Supportive Listening – Visiting Someone Else’s Life (By Eran Magen)
In a way, our lives are our homes. They are where we live. We usually spend our time in safe, familiar rooms: The living room, the dining room, the bedroom, or the study. Sometimes we visit other people’s houses. But most of us have rooms in our home that we are more… cautious about. Rooms we haven’t visited in quite some time, rooms which may have grown dusty cobwebs and deep shadows. Who knows what we’ll find there. We don’t like to go there alone.

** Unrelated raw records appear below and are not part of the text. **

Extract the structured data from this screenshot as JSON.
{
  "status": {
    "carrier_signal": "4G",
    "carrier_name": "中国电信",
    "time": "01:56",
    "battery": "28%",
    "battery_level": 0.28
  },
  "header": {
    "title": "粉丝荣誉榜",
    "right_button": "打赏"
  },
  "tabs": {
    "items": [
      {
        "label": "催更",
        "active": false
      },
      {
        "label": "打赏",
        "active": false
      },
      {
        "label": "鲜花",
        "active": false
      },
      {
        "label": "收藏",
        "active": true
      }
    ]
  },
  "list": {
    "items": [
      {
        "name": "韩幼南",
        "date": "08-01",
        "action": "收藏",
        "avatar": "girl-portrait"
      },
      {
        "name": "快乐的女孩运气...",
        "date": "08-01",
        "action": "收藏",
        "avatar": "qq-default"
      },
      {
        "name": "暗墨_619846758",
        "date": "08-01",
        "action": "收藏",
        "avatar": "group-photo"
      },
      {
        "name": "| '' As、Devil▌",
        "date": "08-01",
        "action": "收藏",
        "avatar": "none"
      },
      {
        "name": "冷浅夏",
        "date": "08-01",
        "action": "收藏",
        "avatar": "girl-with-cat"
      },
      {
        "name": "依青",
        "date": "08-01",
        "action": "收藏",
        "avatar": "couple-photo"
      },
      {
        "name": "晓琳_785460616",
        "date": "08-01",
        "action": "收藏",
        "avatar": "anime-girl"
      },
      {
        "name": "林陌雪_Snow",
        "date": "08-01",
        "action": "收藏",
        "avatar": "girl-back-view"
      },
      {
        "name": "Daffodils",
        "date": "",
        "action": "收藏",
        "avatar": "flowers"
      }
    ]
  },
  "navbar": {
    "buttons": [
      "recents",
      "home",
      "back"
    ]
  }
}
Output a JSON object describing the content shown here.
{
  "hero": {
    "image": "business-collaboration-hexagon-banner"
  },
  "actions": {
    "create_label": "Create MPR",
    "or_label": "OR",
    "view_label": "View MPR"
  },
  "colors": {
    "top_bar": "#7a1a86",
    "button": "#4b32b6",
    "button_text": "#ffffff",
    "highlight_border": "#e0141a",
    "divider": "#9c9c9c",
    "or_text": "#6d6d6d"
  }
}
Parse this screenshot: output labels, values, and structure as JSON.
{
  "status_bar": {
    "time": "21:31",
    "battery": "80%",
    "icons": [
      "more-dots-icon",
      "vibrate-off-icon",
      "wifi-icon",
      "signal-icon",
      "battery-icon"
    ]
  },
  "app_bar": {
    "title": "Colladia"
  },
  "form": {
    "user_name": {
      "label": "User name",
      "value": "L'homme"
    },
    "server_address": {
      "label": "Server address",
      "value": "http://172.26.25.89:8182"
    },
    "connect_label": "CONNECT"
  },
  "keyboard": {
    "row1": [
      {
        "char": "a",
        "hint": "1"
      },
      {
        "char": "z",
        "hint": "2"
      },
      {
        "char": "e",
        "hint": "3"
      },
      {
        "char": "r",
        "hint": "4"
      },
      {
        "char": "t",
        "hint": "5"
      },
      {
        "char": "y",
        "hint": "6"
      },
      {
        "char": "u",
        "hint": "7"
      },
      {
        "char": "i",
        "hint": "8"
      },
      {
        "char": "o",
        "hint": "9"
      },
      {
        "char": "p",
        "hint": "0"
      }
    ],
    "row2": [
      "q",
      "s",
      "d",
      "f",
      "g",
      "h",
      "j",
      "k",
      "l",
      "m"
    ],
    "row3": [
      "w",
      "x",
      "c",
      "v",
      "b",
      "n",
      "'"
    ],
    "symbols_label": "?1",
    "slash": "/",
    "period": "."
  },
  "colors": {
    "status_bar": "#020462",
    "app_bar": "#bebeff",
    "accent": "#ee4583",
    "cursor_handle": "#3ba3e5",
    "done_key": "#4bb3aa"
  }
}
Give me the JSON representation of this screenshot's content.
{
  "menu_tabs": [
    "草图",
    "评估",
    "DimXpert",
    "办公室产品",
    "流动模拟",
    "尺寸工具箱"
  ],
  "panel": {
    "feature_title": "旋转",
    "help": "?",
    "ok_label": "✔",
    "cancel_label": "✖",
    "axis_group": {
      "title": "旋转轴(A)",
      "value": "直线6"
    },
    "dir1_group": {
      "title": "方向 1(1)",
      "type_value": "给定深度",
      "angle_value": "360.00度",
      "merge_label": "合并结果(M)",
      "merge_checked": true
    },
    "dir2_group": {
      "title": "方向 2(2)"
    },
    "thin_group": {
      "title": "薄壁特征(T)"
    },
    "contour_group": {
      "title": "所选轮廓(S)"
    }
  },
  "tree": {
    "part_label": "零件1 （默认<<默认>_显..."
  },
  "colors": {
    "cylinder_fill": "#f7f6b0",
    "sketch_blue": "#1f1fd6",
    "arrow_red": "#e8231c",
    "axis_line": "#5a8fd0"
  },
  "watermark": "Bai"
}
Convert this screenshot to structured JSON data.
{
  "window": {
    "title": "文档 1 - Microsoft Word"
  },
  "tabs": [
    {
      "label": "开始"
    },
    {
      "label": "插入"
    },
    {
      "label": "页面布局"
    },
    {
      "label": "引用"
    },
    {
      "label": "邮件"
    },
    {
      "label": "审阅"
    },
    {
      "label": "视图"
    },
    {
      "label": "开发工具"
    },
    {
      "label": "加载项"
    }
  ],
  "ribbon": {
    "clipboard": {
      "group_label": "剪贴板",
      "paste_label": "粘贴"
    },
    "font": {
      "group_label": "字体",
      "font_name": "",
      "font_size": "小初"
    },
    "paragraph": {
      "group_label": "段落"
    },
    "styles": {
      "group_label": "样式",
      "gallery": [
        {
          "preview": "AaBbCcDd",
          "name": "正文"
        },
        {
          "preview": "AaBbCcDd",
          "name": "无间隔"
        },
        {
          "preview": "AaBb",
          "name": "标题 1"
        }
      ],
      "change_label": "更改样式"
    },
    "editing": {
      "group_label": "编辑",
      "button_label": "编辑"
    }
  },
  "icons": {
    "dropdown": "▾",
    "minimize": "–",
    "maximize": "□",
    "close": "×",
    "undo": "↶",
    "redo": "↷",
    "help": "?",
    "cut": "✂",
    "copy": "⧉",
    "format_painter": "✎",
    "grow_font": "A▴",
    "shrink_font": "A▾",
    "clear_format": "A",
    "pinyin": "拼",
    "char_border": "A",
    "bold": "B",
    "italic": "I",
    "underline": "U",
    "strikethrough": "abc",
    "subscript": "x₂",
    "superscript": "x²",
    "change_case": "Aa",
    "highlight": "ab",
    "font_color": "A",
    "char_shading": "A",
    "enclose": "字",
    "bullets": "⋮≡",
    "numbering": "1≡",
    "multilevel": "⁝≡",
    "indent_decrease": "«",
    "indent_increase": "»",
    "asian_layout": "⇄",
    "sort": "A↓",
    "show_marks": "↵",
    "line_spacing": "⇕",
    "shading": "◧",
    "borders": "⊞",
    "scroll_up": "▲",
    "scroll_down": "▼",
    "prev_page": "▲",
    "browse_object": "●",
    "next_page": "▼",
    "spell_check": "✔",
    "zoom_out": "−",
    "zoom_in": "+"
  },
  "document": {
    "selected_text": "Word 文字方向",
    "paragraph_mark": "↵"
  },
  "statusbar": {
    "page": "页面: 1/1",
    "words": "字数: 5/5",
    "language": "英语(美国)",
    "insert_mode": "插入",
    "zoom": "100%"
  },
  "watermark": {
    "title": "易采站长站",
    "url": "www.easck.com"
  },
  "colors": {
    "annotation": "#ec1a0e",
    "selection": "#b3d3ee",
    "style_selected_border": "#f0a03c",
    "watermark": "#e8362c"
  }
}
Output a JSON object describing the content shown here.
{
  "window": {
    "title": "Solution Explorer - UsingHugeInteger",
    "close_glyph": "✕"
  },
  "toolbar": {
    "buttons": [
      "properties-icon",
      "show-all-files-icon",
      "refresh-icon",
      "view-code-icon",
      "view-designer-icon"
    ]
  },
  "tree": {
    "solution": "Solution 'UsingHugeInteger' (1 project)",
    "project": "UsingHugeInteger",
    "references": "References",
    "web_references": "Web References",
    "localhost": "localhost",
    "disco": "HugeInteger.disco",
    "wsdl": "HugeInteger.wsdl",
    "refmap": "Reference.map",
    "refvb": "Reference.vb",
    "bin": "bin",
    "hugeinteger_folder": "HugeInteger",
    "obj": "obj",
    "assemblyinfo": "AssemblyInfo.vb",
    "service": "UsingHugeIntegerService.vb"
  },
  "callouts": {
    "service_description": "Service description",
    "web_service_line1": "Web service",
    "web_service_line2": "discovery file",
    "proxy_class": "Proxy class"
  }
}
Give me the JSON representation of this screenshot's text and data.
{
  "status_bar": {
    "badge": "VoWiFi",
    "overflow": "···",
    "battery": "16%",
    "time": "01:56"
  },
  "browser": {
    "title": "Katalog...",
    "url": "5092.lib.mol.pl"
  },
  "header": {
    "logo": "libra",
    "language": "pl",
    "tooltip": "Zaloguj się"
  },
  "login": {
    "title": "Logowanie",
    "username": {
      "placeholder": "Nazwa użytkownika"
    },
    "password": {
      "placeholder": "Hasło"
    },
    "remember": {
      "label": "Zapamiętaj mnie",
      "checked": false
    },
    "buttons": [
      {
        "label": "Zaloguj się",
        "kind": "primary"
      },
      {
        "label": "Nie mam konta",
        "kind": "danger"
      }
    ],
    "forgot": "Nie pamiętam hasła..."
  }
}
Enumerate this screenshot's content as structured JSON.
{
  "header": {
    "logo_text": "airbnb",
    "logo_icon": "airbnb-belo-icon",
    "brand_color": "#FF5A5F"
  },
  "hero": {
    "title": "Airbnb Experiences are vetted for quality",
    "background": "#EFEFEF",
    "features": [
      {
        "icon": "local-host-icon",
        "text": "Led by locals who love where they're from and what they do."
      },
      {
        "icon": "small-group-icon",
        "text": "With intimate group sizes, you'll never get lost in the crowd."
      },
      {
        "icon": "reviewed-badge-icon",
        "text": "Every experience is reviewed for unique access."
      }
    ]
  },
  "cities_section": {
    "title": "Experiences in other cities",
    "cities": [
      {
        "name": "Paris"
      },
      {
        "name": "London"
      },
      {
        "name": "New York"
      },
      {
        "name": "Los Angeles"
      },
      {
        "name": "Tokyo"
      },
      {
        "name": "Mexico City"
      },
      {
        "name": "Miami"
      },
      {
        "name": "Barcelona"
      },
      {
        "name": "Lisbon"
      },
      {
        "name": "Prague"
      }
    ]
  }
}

But it’s hard to imagine inviting anyone along. It can be embarrassing. There’s a box in the basement that holds many of my childhood photos, including the ones of me naked in the bathtub. The attic has a journal in which I wrote all kinds of plans for world domination, and a closet that I cringe whenever I think of. And, honestly, it’s also embarrassing for me to have anyone see just how scared I am of going into those rooms. But those rooms hold some of the keys to who I am, to who I want to be. I want to go there, and I don’t. I sometimes open the door, and get a glimpse of what’s inside, but then I shudder and shut the door again. I dare not go on my own, and I dare not bring someone else with me. Other people may not be safe. Are You safe? Will You keep me company, without mocking me, and help me learn more about my house?

When somebody is sharing something with You, they are taking You along on an internal exploration – inviting You to see where they live. You are there to follow their lead and to offer your support. If they feel that they can trust You, they will sometimes ask You to accompany them to parts of their home that they are not used to visiting, or even scared of, parts that they wouldn’t share with most people. As they explore, they will want to know that You are there, with them – otherwise the experience becomes too frightening, too threatening. You can reassure them by letting them know that You are still at their side, that nothing You may encounter will scare You away. They will want to know that You do not think less of them because of what they share with You, and that You will not use what they show You against them. You can reassure them by validating and accepting everything that You are shown, without judging.

As they come to trust You, and your acceptance of them, they will also come to know their own house better, and become less weary of it. They will share more and more of it with You, and as You continue to accept what You are shown, they will come to own more and more of it, and feel increasingly comfortable in it.

Little by little, with your help, they will grow comfortable in their own home. Supportive Listening is a powerful technique that enables anyone to offer real support through conversation, without becoming exhausted or frustrated in the process. With your help, friends can gain clarity and focus, and come up with their own solutions to the issues they are facing.

To learn more about Supportive Listening and for information on workshops, visit http://www.supportivelistening.org/

About the author:
Eran Magen is currently completing his Ph.D. in psychology at Stanford University, where he also his M.A., and taught the peer counseling class. Eran finds his work on Supportive Listening tremendously meaningful and satisfying, as he trusts that it can literally change the way that we communicate with each other and with ourselves. Eran strongly believes that this approach will help transform human relationships into a source of security, comfort, and deep connection.